Watchability and Share-ability of Content
TikTok relies on a variety of signals to identify what kinds of videos users want to see. Some signals are weighted more heavily than others. Strong signals include things like whether you watched a video to the end, whether you shared it, and if you followed the creator who uploaded it after watching. TikTok also considers negative feedback on a video, like whether a user tapped “Not Interested,” or if they choose to hide content from a certain creator or featuring a specific sound. Due to these signals, creating content that catches people’s attention early (as in the first few seconds) is key.
When videos are published is also a weak signal. TikTok says recommendations on the For You page may be up to roughly three months old, though videos usually peak in virality soon after they are posted. Since time stamps aren’t visible on the For You page, users may not know the videos they’re watching are from long ago. So anyone saying that there are certain days/times that work best for distribution are incorrect (although late at night probably doesn’t help at all).
Songs and Hashtags
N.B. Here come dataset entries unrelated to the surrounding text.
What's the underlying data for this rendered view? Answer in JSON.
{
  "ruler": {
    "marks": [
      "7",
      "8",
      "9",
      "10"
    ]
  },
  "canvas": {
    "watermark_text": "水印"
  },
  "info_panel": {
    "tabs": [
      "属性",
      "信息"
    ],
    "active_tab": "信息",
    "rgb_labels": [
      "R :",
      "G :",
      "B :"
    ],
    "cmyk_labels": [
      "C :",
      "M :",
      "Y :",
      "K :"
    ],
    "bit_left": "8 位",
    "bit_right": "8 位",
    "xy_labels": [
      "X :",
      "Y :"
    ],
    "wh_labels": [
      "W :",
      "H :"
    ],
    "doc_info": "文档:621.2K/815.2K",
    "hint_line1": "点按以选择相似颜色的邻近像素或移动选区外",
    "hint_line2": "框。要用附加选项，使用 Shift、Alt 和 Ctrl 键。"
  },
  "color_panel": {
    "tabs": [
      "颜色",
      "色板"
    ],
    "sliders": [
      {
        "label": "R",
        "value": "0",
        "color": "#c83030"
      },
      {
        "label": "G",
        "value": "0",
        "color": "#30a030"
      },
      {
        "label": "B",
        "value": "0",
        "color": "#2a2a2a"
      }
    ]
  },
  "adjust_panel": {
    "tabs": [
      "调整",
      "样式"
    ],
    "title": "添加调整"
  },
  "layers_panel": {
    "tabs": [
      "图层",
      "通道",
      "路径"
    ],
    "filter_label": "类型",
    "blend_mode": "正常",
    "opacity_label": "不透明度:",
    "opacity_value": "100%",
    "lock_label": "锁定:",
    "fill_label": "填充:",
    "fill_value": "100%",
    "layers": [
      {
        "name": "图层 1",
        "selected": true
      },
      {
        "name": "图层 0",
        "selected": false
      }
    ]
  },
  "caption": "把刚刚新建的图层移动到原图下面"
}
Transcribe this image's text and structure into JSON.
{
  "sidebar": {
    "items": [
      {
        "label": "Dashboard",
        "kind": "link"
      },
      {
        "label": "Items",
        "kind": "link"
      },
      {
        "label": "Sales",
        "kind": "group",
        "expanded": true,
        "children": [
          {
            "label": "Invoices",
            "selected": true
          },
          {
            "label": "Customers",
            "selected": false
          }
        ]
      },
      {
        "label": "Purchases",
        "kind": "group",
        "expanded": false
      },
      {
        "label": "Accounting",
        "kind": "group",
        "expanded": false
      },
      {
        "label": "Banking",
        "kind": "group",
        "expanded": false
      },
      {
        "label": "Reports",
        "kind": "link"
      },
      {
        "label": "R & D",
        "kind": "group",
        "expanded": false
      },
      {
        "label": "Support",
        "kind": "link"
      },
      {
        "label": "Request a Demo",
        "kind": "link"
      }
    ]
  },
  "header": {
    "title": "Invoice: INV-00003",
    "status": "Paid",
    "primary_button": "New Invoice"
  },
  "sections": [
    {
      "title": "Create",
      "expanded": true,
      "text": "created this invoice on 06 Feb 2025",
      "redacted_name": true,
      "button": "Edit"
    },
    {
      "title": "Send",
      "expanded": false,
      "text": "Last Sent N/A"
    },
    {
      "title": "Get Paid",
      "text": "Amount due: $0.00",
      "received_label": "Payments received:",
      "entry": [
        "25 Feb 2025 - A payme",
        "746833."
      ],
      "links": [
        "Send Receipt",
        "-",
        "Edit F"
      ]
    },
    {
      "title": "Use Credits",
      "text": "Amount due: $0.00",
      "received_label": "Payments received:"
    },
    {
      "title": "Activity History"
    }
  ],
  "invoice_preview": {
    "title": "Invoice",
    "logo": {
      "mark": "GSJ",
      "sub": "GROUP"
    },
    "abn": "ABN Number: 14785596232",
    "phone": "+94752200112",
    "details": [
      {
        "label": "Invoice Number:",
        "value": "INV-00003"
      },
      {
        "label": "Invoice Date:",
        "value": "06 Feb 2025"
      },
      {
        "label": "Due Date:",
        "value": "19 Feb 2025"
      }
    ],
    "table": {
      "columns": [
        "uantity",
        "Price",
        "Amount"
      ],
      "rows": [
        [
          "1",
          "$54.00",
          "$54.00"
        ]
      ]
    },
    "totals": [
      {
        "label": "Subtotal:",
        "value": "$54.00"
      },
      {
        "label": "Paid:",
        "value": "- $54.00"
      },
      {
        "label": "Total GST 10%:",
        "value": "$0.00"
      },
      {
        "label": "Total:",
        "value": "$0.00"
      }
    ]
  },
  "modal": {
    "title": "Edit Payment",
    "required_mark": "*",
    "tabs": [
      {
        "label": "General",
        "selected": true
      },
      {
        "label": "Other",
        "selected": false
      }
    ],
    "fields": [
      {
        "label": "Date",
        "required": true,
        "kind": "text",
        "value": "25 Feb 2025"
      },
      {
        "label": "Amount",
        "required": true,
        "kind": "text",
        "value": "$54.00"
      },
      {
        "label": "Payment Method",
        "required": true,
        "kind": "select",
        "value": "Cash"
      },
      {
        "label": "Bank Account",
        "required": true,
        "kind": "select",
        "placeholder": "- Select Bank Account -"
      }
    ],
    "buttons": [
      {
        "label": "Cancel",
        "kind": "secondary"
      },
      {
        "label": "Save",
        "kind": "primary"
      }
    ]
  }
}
The For You page algorithm looks at other elements like songs used in the video, hashtags, and captions, to categorize them and then recommend more videos like them. That’s why you may have noticed that your For You page often includes videos with the same sounds, if you’ve engaged with content using similar sounds in the past. The fact that TikTok utilizes hashtags proves that gaming the For You page—simply by adding the hashtag #foryou, is effective. If users engaged previously with videos using #foryou, it’s indeed possible they could be recommended more of them, but there’s nothing particularly special about the hashtag itself. Just a self-fulfilling prophecy.
TikTok says it visually scans content to look for things that violate its rules such as nudity or violence. The Intercept published internal training documents from TikTok that directed moderators to suppress videos from people deemed too ugly, poor, or disabled. TikTok has since said the rules were outdated or never put in place. User safety is also considered: TikTok says it may block videos depicting things like “graphic medical procedures or legal consumption of regulated goods” from being recommended, because some people may find the content shocking.
TikTok says the For You page algorithm isn’t optimized for any specific metric, but rather is designed to take into account many factors. TikTok acknowledged in its blog post some of the challenges that come with designing recommendation algorithms, like the risk of creating filter bubbles, where users are shown the same one-sided ideas over and over again. To prevent this, TikTok says it purposely shows users different types of videos, even if they don’t match what they may have engaged with in the past. “Our goal is to find balance between suggesting content that’s relevant to you while also helping you find content and creators that encourage you to explore experiences you might not otherwise see,” the company wrote.
That’s all for now. We’ll be continually adding to this post as we learn more about the TikTok algorithm, so check back for updates. Hopefully that helps you with your TikTok strategy! Have questions? Email me personally at brandon at wallaroomedia dot com. Want to get a TikTok strategy going of your own? (You should!). Contact us today by clicking here! Or fill out the form below!